### WORK TASK
The answer is every line in the data below that contains the word "label".

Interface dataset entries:
====

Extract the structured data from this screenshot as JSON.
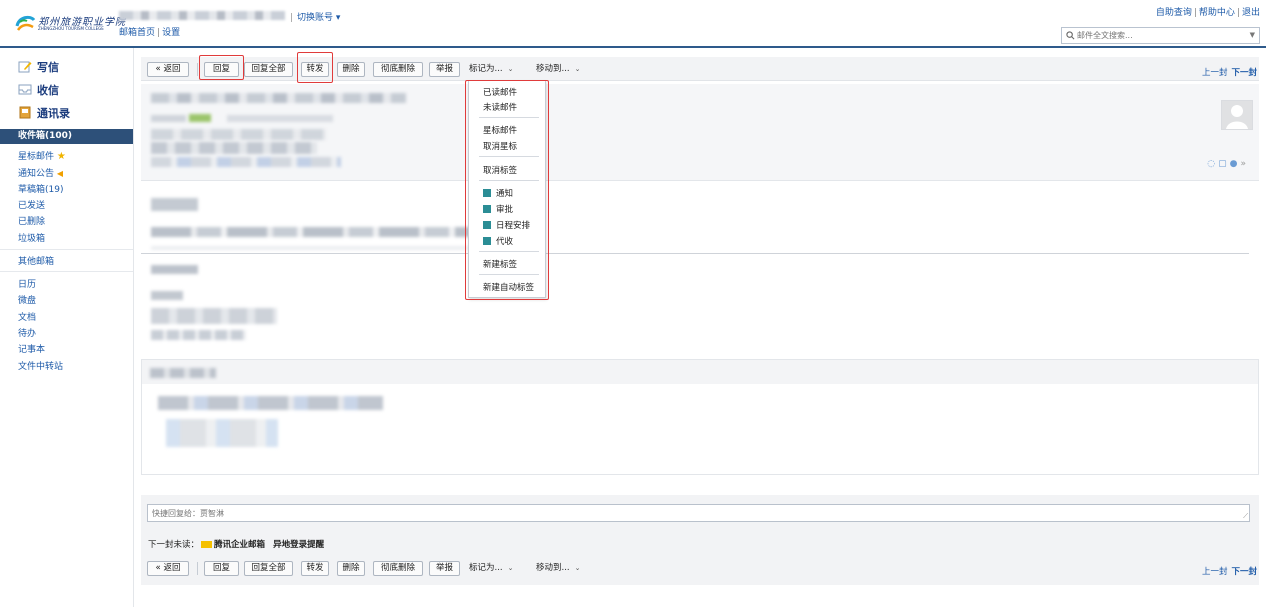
{
  "header": {
    "logo_cn": "郑州旅游职业学院",
    "logo_en": "ZHENGZHOU TOURISM COLLEGE",
    "switch_account": "切换账号",
    "mail_home": "邮箱首页",
    "settings": "设置",
    "top_links": [
      "自助查询",
      "帮助中心",
      "退出"
    ],
    "search_placeholder": "邮件全文搜索..."
  },
  "sidebar": {
    "compose": "写信",
    "receive": "收信",
    "contacts": "通讯录",
    "inbox": "收件箱(100)",
    "folders": {
      "starred": "星标邮件",
      "notices": "通知公告",
      "drafts": "草稿箱(19)",
      "sent": "已发送",
      "deleted": "已删除",
      "spam": "垃圾箱",
      "other_mailbox": "其他邮箱",
      "calendar": "日历",
      "disk": "微盘",
      "docs": "文档",
      "todo": "待办",
      "notes": "记事本",
      "transfer": "文件中转站"
    }
  },
  "toolbar": {
    "back": "« 返回",
    "reply": "回复",
    "reply_all": "回复全部",
    "forward": "转发",
    "delete": "删除",
    "delete_perm": "彻底删除",
    "report": "举报",
    "mark_as": "标记为...",
    "move_to": "移动到...",
    "prev": "上一封",
    "next": "下一封"
  },
  "dropdown": {
    "read": "已读邮件",
    "unread": "未读邮件",
    "star": "星标邮件",
    "unstar": "取消星标",
    "untag": "取消标签",
    "tags": [
      {
        "label": "通知",
        "color": "#2b8d95"
      },
      {
        "label": "审批",
        "color": "#2b8d95"
      },
      {
        "label": "日程安排",
        "color": "#2b8d95"
      },
      {
        "label": "代收",
        "color": "#2b8d95"
      }
    ],
    "new_tag": "新建标签",
    "new_auto_tag": "新建自动标签"
  },
  "quick_reply": {
    "placeholder": "快捷回复给：贾智淋"
  },
  "next_unread": {
    "label": "下一封未读：",
    "sender": "腾讯企业邮箱",
    "subject": "异地登录提醒"
  },
  "colors": {
    "accent": "#2d5079",
    "link": "#1d5aa8",
    "highlight": "#e03b3b",
    "tag": "#2b8d95"
  }
}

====

### REPLY
        "label": "通知",
        "label": "审批",
        "label": "日程安排",
        "label": "代收",
    "label": "下一封未读：",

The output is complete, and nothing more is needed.